In Lower Silesia, Poland, the Sobótka Górka brewery revitalized a centuries-old tradition with the help of friends, neighbors and their local Slow Food convivium.
In 1997, the Górkau brewery shut down after a production period dating to the 19th century. Determined to revive it, a group of three locals set out with a passion for bringing back the signature flavor of the brewery’s pre-war beer. The brewmasters worked with the help of 75-year-old neighbor, Zuzanna Wierzbicka, who had worked in the brewery for 30 years before its demise. Zuzanna tasted, she smelled, she advised. Finally, with careful selection of ingredients and measurements, this small team was able to breathe life into their beer by working on what was known of the old recipe.
Like any worthwhile journey, they did not arrive without some hardships. In the beginning, water had to be brought by hand from an artesian well located several kilometers away. What measurements they did have from the old recipe were given in tons and needed significant adjustment for the new, small-batch brew. But the group also found supporters in the community. Yet another former employee came forward, giving them an unopened bottle of the original, 1940s beer from which they tried to recreate the yeast that could bring them closer to the original taste. Unfortunately, the yeast was dead. The group still has hope, having sent the bottle to Munich, Germany for analysis of the yeast compounds.
Currently, the smallest licensed brewery in Poland, Sobótka takes pride in its methods. While they come ever-closer to achieving the original taste of the beer, other inspiration comes from abroad. The group admires the small brewers of Begium, and has decided to produce just 300 liters per batch. Belgium is also the current source of their yeast until progress is made on recreating the original.
Sobótka brings hops from eastern Poland and never uses granulate or cakes. In fact, they are committed to not covering the taste of the beer with the harshness of hops, allowing nuance flavors to shine through. The beer is unfiltered and unpasteurized, using a two to three month (bottom) fermentation and maturation process, with regular checks for sugar and alcohol levels. No Co2 is added. Instead, they follow a natural and slow fermentation process whereby an additional refermentation is done directly in the bottle.
Malt production is close by in the Czech Republic. This production is artisanal and thus changes slightly with every shipment of malt. They have to use different temperatures and adapt other aspects of the brewing process within parameters in order to help achieve consistency in flavor. Some connoisseurs might even perceive small differences in certain productions of their beer.
While water can now be sourced locally due to an upgrade in the public water system, they do stop production for one month each year when the municpality oxigenates the water, temporarily changing its taste.
Lower Silesia is a paradise for history-lovers and those who are intrigued by ancient mysteries. Sobótka beer is firmly rooted in both. The design of the label came about due to a nearby archeological dig that unearthed a mysterious stone carving of a bear with the sun cross on its back. The statue was likely from the Celts, possibly used in worship of a sun deity. It has been picked up by the locality, becoming a symbol for clubs and businesses in the area.

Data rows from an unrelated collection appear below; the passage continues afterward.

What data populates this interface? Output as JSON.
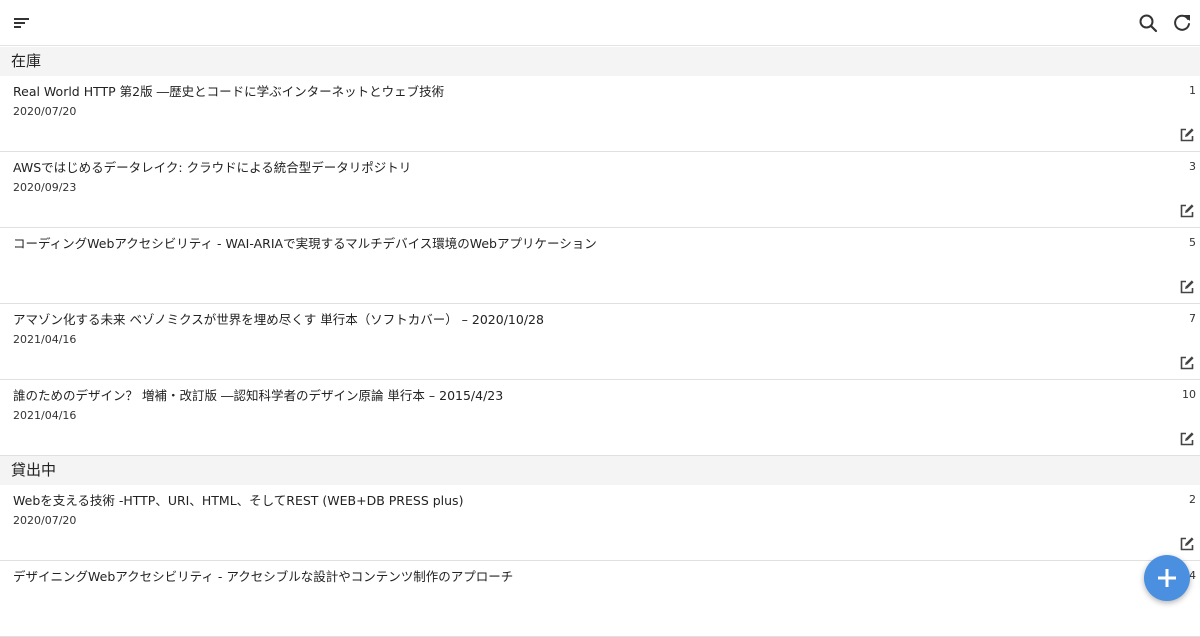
{
  "toolbar": {
    "menu_icon": "sort-lines-icon",
    "search_icon": "search-icon",
    "refresh_icon": "refresh-icon"
  },
  "sections": [
    {
      "title": "在庫",
      "items": [
        {
          "title": "Real World HTTP 第2版 ―歴史とコードに学ぶインターネットとウェブ技術",
          "date": "2020/07/20",
          "count": "1"
        },
        {
          "title": "AWSではじめるデータレイク: クラウドによる統合型データリポジトリ",
          "date": "2020/09/23",
          "count": "3"
        },
        {
          "title": "コーディングWebアクセシビリティ - WAI-ARIAで実現するマルチデバイス環境のWebアプリケーション",
          "date": "",
          "count": "5"
        },
        {
          "title": "アマゾン化する未来 ベゾノミクスが世界を埋め尽くす 単行本（ソフトカバー） – 2020/10/28",
          "date": "2021/04/16",
          "count": "7"
        },
        {
          "title": "誰のためのデザイン？ 増補・改訂版 ―認知科学者のデザイン原論 単行本 – 2015/4/23",
          "date": "2021/04/16",
          "count": "10"
        }
      ]
    },
    {
      "title": "貸出中",
      "items": [
        {
          "title": "Webを支える技術 -HTTP、URI、HTML、そしてREST (WEB+DB PRESS plus)",
          "date": "2020/07/20",
          "count": "2"
        },
        {
          "title": "デザイニングWebアクセシビリティ - アクセシブルな設計やコンテンツ制作のアプローチ",
          "date": "",
          "count": "4"
        }
      ]
    }
  ],
  "fab": {
    "icon": "plus-icon"
  },
  "colors": {
    "fab": "#4a8fe0",
    "section_bg": "#f4f4f4"
  }
}
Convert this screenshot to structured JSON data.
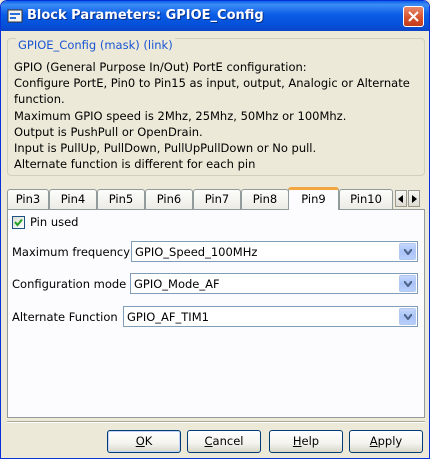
{
  "window": {
    "title": "Block Parameters: GPIOE_Config",
    "icon": "block-parameters-icon",
    "close_icon": "close-icon"
  },
  "mask": {
    "group_title": "GPIOE_Config (mask) (link)",
    "description": [
      "GPIO (General Purpose In/Out) PortE configuration:",
      "Configure PortE, Pin0 to Pin15 as input, output, Analogic or Alternate",
      "function.",
      "Maximum GPIO speed is 2Mhz, 25Mhz, 50Mhz or 100Mhz.",
      "Output is PushPull or OpenDrain.",
      "Input is PullUp, PullDown, PullUpPullDown or No pull.",
      "Alternate function is different for each pin"
    ]
  },
  "tabs": {
    "items": [
      "Pin3",
      "Pin4",
      "Pin5",
      "Pin6",
      "Pin7",
      "Pin8",
      "Pin9",
      "Pin10"
    ],
    "active": "Pin9"
  },
  "panel": {
    "pin_used": {
      "label": "Pin used",
      "checked": true
    },
    "max_frequency": {
      "label": "Maximum frequency",
      "value": "GPIO_Speed_100MHz"
    },
    "config_mode": {
      "label": "Configuration mode",
      "value": "GPIO_Mode_AF"
    },
    "alt_function": {
      "label": "Alternate Function",
      "value": "GPIO_AF_TIM1"
    }
  },
  "buttons": {
    "ok": {
      "label": "OK",
      "mnemonic_index": 0
    },
    "cancel": {
      "label": "Cancel",
      "mnemonic_index": 0
    },
    "help": {
      "label": "Help",
      "mnemonic_index": 0
    },
    "apply": {
      "label": "Apply",
      "mnemonic_index": 0
    }
  },
  "colors": {
    "titlebar": "#0b5de6",
    "group_title": "#1a55d4",
    "active_tab_accent": "#f3a63f",
    "dialog_bg": "#ece9d8"
  }
}
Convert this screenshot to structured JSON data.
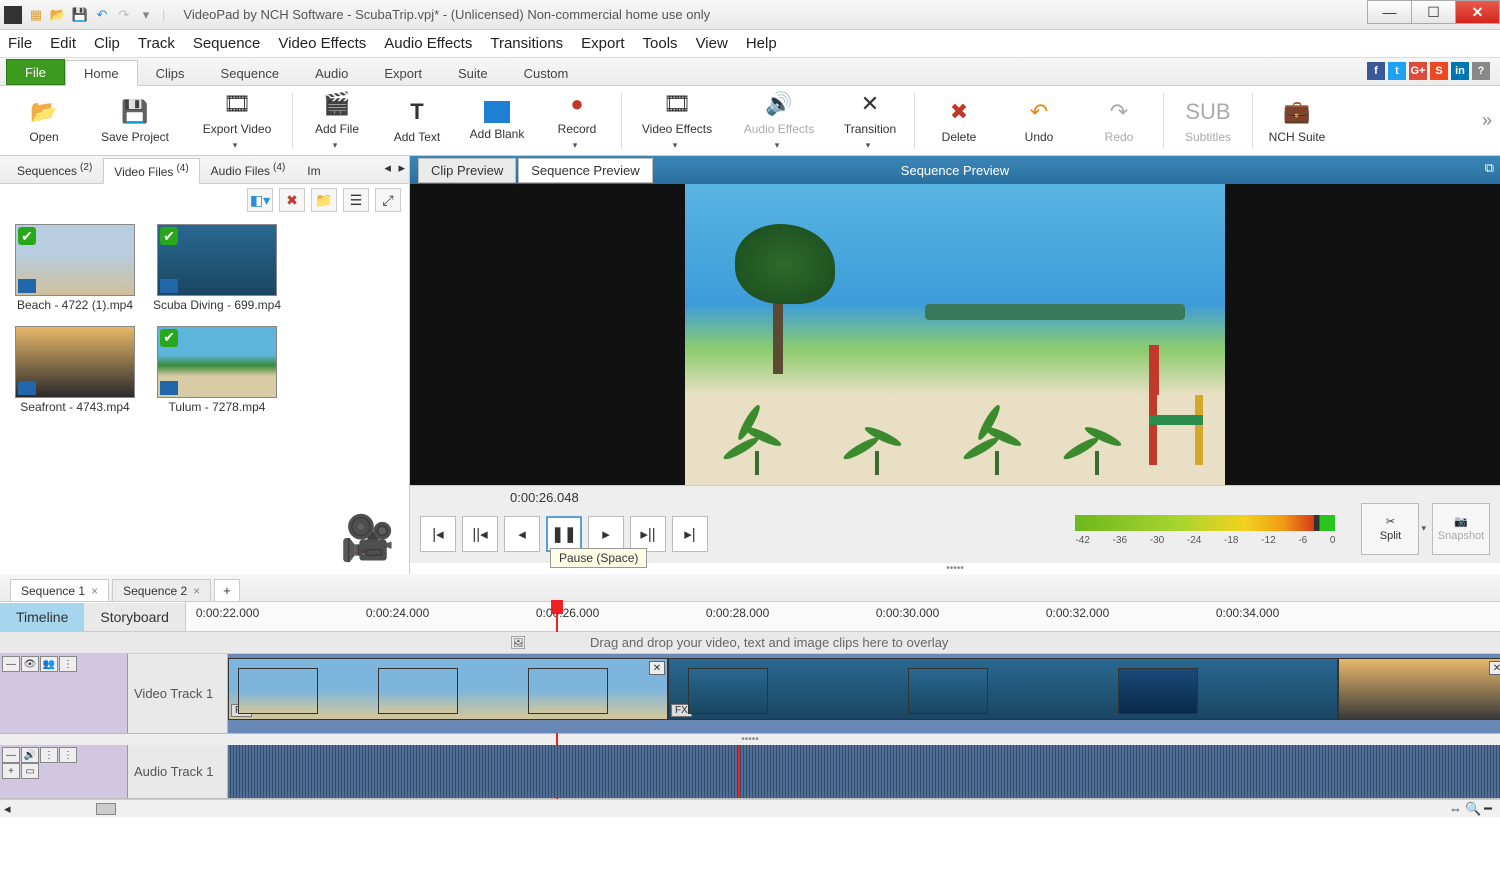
{
  "window": {
    "title": "VideoPad by NCH Software - ScubaTrip.vpj* - (Unlicensed) Non-commercial home use only"
  },
  "menu": [
    "File",
    "Edit",
    "Clip",
    "Track",
    "Sequence",
    "Video Effects",
    "Audio Effects",
    "Transitions",
    "Export",
    "Tools",
    "View",
    "Help"
  ],
  "ribbon_tabs": {
    "file": "File",
    "items": [
      "Home",
      "Clips",
      "Sequence",
      "Audio",
      "Export",
      "Suite",
      "Custom"
    ],
    "active": "Home"
  },
  "ribbon": {
    "open": "Open",
    "save": "Save Project",
    "export_video": "Export Video",
    "add_file": "Add File",
    "add_text": "Add Text",
    "add_blank": "Add Blank",
    "record": "Record",
    "video_effects": "Video Effects",
    "audio_effects": "Audio Effects",
    "transition": "Transition",
    "delete": "Delete",
    "undo": "Undo",
    "redo": "Redo",
    "subtitles": "Subtitles",
    "nch_suite": "NCH Suite"
  },
  "bin_tabs": [
    {
      "label": "Sequences",
      "count": "(2)"
    },
    {
      "label": "Video Files",
      "count": "(4)"
    },
    {
      "label": "Audio Files",
      "count": "(4)"
    },
    {
      "label": "Im",
      "count": ""
    }
  ],
  "bin_active": 1,
  "clips": [
    {
      "name": "Beach - 4722 (1).mp4"
    },
    {
      "name": "Scuba Diving - 699.mp4"
    },
    {
      "name": "Seafront - 4743.mp4"
    },
    {
      "name": "Tulum - 7278.mp4"
    }
  ],
  "preview": {
    "tabs": [
      "Clip Preview",
      "Sequence Preview"
    ],
    "active": 1,
    "title": "Sequence Preview",
    "timecode": "0:00:26.048",
    "tooltip": "Pause (Space)",
    "split": "Split",
    "snapshot": "Snapshot",
    "vu_labels": [
      "-42",
      "-36",
      "-30",
      "-24",
      "-18",
      "-12",
      "-6",
      "0"
    ]
  },
  "sequences": [
    "Sequence 1",
    "Sequence 2"
  ],
  "timeline": {
    "modes": [
      "Timeline",
      "Storyboard"
    ],
    "active": 0,
    "ticks": [
      "0:00:22.000",
      "0:00:24.000",
      "0:00:26.000",
      "0:00:28.000",
      "0:00:30.000",
      "0:00:32.000",
      "0:00:34.000"
    ],
    "overlay_hint": "Drag and drop your video, text and image clips here to overlay",
    "video_track": "Video Track 1",
    "audio_track": "Audio Track 1"
  }
}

The numerical name given to each Sobótka brew, 10, 12 and 16, is also a part of local history, albeit a more recent one. The beers are named according to the amount of extract/sugar after the first brewing. This idea was partly inspired by the historic Polish law of taxing beer based on its level of alcohol content.
But whether based in history or in brewing methods, success has come to the small-batch producers. Since its establishment in 2013, Sobótka Górka brewery has been recognized for its achievements, both locally and internationally, and has become an Ark of Taste product. Slow Food is proud of their success and grateful to have them as part of our family in Poland.
About the Convivium
The owners of the brewery are members of Slow Food Dolny Śląsk and Slow Food Wrocław. They are active in educational community activities, including teaching about their products, history and technology. Beer production in this particular place is closely connected with the local tradition of Bavarian beer that has been present in Silesia and Wrocław. The brewery in Sobótka Górka was started in 1812 by Hans Ernst von Lüttwitz. Due to the attributes of the local cellars, his brewery was the first one in Silesia to make beer according to the Bavarian requirements.
Photos: Monika Szefflsr Archiwum Slow Food Dolny Slask